**Records supplied:**
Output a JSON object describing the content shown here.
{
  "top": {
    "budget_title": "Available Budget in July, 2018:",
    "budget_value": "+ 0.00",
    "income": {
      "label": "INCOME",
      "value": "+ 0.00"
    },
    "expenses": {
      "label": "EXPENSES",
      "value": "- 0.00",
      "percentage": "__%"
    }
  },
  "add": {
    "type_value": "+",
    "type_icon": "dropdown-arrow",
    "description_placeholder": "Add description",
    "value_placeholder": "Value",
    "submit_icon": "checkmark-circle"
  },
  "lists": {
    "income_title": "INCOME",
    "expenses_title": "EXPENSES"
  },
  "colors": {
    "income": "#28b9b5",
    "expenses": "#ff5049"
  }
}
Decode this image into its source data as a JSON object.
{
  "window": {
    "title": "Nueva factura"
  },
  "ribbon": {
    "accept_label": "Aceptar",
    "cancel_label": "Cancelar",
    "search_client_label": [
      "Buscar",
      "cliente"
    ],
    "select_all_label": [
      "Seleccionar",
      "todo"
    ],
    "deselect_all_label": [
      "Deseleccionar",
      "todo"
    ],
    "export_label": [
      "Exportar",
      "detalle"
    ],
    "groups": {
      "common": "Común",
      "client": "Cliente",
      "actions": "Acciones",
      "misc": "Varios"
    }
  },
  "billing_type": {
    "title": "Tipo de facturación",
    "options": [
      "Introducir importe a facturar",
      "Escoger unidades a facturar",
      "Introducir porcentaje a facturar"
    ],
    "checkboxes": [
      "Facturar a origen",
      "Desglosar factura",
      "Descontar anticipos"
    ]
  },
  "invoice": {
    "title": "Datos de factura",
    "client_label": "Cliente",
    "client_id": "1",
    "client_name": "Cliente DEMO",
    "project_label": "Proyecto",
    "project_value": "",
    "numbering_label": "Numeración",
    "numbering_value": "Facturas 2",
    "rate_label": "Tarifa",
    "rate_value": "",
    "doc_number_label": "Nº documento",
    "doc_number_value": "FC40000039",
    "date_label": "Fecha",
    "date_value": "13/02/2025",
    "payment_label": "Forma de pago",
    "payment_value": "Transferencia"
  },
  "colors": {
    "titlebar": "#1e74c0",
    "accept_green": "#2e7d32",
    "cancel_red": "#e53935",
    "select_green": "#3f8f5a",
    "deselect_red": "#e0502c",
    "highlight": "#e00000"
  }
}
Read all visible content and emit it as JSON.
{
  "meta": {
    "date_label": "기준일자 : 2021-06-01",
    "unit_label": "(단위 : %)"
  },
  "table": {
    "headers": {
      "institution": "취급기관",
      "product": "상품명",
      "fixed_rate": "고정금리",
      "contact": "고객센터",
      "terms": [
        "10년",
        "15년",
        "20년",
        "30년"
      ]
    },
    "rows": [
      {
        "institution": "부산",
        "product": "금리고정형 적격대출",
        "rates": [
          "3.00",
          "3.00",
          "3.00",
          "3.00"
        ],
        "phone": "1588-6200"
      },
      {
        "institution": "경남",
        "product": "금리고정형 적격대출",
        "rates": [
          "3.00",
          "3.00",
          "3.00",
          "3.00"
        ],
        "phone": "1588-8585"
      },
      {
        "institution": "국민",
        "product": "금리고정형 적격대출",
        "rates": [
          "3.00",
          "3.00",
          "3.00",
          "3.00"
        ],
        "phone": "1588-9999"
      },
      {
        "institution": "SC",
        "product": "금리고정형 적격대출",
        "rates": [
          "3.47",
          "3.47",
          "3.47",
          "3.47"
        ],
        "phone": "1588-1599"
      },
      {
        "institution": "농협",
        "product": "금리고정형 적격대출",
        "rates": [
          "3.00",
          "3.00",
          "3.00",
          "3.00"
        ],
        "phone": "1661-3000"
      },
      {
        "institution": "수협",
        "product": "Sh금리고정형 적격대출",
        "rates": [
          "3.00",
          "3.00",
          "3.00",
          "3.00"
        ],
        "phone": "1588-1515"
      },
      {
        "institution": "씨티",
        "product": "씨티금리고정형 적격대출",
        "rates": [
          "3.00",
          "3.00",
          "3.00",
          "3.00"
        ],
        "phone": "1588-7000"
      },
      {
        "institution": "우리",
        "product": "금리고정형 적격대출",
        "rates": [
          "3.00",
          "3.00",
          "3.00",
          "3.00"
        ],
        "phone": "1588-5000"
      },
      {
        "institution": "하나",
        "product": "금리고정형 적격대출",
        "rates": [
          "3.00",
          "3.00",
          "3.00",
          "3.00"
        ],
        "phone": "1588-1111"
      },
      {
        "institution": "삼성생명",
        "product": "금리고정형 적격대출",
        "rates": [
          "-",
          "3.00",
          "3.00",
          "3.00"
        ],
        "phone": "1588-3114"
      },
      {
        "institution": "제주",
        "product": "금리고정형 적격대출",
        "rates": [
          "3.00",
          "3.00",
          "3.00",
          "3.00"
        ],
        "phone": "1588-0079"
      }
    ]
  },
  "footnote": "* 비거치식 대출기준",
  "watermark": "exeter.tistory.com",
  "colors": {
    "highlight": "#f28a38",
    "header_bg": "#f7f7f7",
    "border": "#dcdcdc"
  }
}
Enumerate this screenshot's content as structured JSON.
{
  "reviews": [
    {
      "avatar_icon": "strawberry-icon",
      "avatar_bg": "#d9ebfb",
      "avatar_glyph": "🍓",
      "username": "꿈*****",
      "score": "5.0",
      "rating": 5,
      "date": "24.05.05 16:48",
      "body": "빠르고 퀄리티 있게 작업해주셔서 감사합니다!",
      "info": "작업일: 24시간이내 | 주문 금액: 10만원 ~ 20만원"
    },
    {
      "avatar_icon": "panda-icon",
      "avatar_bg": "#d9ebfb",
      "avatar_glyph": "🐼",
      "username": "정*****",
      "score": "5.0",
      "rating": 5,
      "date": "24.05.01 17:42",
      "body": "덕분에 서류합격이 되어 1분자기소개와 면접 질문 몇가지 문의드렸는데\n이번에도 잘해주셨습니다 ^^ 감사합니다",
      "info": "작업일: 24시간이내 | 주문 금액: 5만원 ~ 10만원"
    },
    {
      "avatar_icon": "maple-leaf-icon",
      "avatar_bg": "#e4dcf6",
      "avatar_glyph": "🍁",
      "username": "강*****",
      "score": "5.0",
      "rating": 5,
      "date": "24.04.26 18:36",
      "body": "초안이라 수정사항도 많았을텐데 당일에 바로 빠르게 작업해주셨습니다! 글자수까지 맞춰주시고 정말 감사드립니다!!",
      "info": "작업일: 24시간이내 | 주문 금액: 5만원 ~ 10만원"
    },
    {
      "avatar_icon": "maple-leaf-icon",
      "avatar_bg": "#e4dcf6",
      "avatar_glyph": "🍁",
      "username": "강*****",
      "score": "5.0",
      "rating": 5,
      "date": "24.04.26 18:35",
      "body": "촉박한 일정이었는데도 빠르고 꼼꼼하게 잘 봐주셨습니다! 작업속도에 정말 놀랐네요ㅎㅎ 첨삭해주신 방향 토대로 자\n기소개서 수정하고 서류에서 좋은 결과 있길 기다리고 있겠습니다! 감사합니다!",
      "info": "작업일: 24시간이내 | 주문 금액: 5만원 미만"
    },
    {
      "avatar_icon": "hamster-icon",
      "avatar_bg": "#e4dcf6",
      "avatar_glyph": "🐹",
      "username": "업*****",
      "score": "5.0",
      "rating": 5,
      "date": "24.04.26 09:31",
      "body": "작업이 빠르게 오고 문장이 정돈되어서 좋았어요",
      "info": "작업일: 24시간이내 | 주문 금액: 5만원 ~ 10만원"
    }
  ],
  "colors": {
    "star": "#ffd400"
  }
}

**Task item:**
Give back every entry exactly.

**Task answer:**
Output a JSON object describing the content shown here.
{
  "top": {
    "budget_title": "Available Budget in July, 2018:",
    "budget_value": "+ 0.00",
    "income": {
      "label": "INCOME",
      "value": "+ 0.00"
    },
    "expenses": {
      "label": "EXPENSES",
      "value": "- 0.00",
      "percentage": "__%"
    }
  },
  "add": {
    "type_value": "+",
    "type_icon": "dropdown-arrow",
    "description_placeholder": "Add description",
    "value_placeholder": "Value",
    "submit_icon": "checkmark-circle"
  },
  "lists": {
    "income_title": "INCOME",
    "expenses_title": "EXPENSES"
  },
  "colors": {
    "income": "#28b9b5",
    "expenses": "#ff5049"
  }
}
Decode this image into its source data as a JSON object.
{
  "window": {
    "title": "Nueva factura"
  },
  "ribbon": {
    "accept_label": "Aceptar",
    "cancel_label": "Cancelar",
    "search_client_label": [
      "Buscar",
      "cliente"
    ],
    "select_all_label": [
      "Seleccionar",
      "todo"
    ],
    "deselect_all_label": [
      "Deseleccionar",
      "todo"
    ],
    "export_label": [
      "Exportar",
      "detalle"
    ],
    "groups": {
      "common": "Común",
      "client": "Cliente",
      "actions": "Acciones",
      "misc": "Varios"
    }
  },
  "billing_type": {
    "title": "Tipo de facturación",
    "options": [
      "Introducir importe a facturar",
      "Escoger unidades a facturar",
      "Introducir porcentaje a facturar"
    ],
    "checkboxes": [
      "Facturar a origen",
      "Desglosar factura",
      "Descontar anticipos"
    ]
  },
  "invoice": {
    "title": "Datos de factura",
    "client_label": "Cliente",
    "client_id": "1",
    "client_name": "Cliente DEMO",
    "project_label": "Proyecto",
    "project_value": "",
    "numbering_label": "Numeración",
    "numbering_value": "Facturas 2",
    "rate_label": "Tarifa",
    "rate_value": "",
    "doc_number_label": "Nº documento",
    "doc_number_value": "FC40000039",
    "date_label": "Fecha",
    "date_value": "13/02/2025",
    "payment_label": "Forma de pago",
    "payment_value": "Transferencia"
  },
  "colors": {
    "titlebar": "#1e74c0",
    "accept_green": "#2e7d32",
    "cancel_red": "#e53935",
    "select_green": "#3f8f5a",
    "deselect_red": "#e0502c",
    "highlight": "#e00000"
  }
}
Read all visible content and emit it as JSON.
{
  "meta": {
    "date_label": "기준일자 : 2021-06-01",
    "unit_label": "(단위 : %)"
  },
  "table": {
    "headers": {
      "institution": "취급기관",
      "product": "상품명",
      "fixed_rate": "고정금리",
      "contact": "고객센터",
      "terms": [
        "10년",
        "15년",
        "20년",
        "30년"
      ]
    },
    "rows": [
      {
        "institution": "부산",
        "product": "금리고정형 적격대출",
        "rates": [
          "3.00",
          "3.00",
          "3.00",
          "3.00"
        ],
        "phone": "1588-6200"
      },
      {
        "institution": "경남",
        "product": "금리고정형 적격대출",
        "rates": [
          "3.00",
          "3.00",
          "3.00",
          "3.00"
        ],
        "phone": "1588-8585"
      },
      {
        "institution": "국민",
        "product": "금리고정형 적격대출",
        "rates": [
          "3.00",
          "3.00",
          "3.00",
          "3.00"
        ],
        "phone": "1588-9999"
      },
      {
        "institution": "SC",
        "product": "금리고정형 적격대출",
        "rates": [
          "3.47",
          "3.47",
          "3.47",
          "3.47"
        ],
        "phone": "1588-1599"
      },
      {
        "institution": "농협",
        "product": "금리고정형 적격대출",
        "rates": [
          "3.00",
          "3.00",
          "3.00",
          "3.00"
        ],
        "phone": "1661-3000"
      },
      {
        "institution": "수협",
        "product": "Sh금리고정형 적격대출",
        "rates": [
          "3.00",
          "3.00",
          "3.00",
          "3.00"
        ],
        "phone": "1588-1515"
      },
      {
        "institution": "씨티",
        "product": "씨티금리고정형 적격대출",
        "rates": [
          "3.00",
          "3.00",
          "3.00",
          "3.00"
        ],
        "phone": "1588-7000"
      },
      {
        "institution": "우리",
        "product": "금리고정형 적격대출",
        "rates": [
          "3.00",
          "3.00",
          "3.00",
          "3.00"
        ],
        "phone": "1588-5000"
      },
      {
        "institution": "하나",
        "product": "금리고정형 적격대출",
        "rates": [
          "3.00",
          "3.00",
          "3.00",
          "3.00"
        ],
        "phone": "1588-1111"
      },
      {
        "institution": "삼성생명",
        "product": "금리고정형 적격대출",
        "rates": [
          "-",
          "3.00",
          "3.00",
          "3.00"
        ],
        "phone": "1588-3114"
      },
      {
        "institution": "제주",
        "product": "금리고정형 적격대출",
        "rates": [
          "3.00",
          "3.00",
          "3.00",
          "3.00"
        ],
        "phone": "1588-0079"
      }
    ]
  },
  "footnote": "* 비거치식 대출기준",
  "watermark": "exeter.tistory.com",
  "colors": {
    "highlight": "#f28a38",
    "header_bg": "#f7f7f7",
    "border": "#dcdcdc"
  }
}
Enumerate this screenshot's content as structured JSON.
{
  "reviews": [
    {
      "avatar_icon": "strawberry-icon",
      "avatar_bg": "#d9ebfb",
      "avatar_glyph": "🍓",
      "username": "꿈*****",
      "score": "5.0",
      "rating": 5,
      "date": "24.05.05 16:48",
      "body": "빠르고 퀄리티 있게 작업해주셔서 감사합니다!",
      "info": "작업일: 24시간이내 | 주문 금액: 10만원 ~ 20만원"
    },
    {
      "avatar_icon": "panda-icon",
      "avatar_bg": "#d9ebfb",
      "avatar_glyph": "🐼",
      "username": "정*****",
      "score": "5.0",
      "rating": 5,
      "date": "24.05.01 17:42",
      "body": "덕분에 서류합격이 되어 1분자기소개와 면접 질문 몇가지 문의드렸는데\n이번에도 잘해주셨습니다 ^^ 감사합니다",
      "info": "작업일: 24시간이내 | 주문 금액: 5만원 ~ 10만원"
    },
    {
      "avatar_icon": "maple-leaf-icon",
      "avatar_bg": "#e4dcf6",
      "avatar_glyph": "🍁",
      "username": "강*****",
      "score": "5.0",
      "rating": 5,
      "date": "24.04.26 18:36",
      "body": "초안이라 수정사항도 많았을텐데 당일에 바로 빠르게 작업해주셨습니다! 글자수까지 맞춰주시고 정말 감사드립니다!!",
      "info": "작업일: 24시간이내 | 주문 금액: 5만원 ~ 10만원"
    },
    {
      "avatar_icon": "maple-leaf-icon",
      "avatar_bg": "#e4dcf6",
      "avatar_glyph": "🍁",
      "username": "강*****",
      "score": "5.0",
      "rating": 5,
      "date": "24.04.26 18:35",
      "body": "촉박한 일정이었는데도 빠르고 꼼꼼하게 잘 봐주셨습니다! 작업속도에 정말 놀랐네요ㅎㅎ 첨삭해주신 방향 토대로 자\n기소개서 수정하고 서류에서 좋은 결과 있길 기다리고 있겠습니다! 감사합니다!",
      "info": "작업일: 24시간이내 | 주문 금액: 5만원 미만"
    },
    {
      "avatar_icon": "hamster-icon",
      "avatar_bg": "#e4dcf6",
      "avatar_glyph": "🐹",
      "username": "업*****",
      "score": "5.0",
      "rating": 5,
      "date": "24.04.26 09:31",
      "body": "작업이 빠르게 오고 문장이 정돈되어서 좋았어요",
      "info": "작업일: 24시간이내 | 주문 금액: 5만원 ~ 10만원"
    }
  ],
  "colors": {
    "star": "#ffd400"
  }
}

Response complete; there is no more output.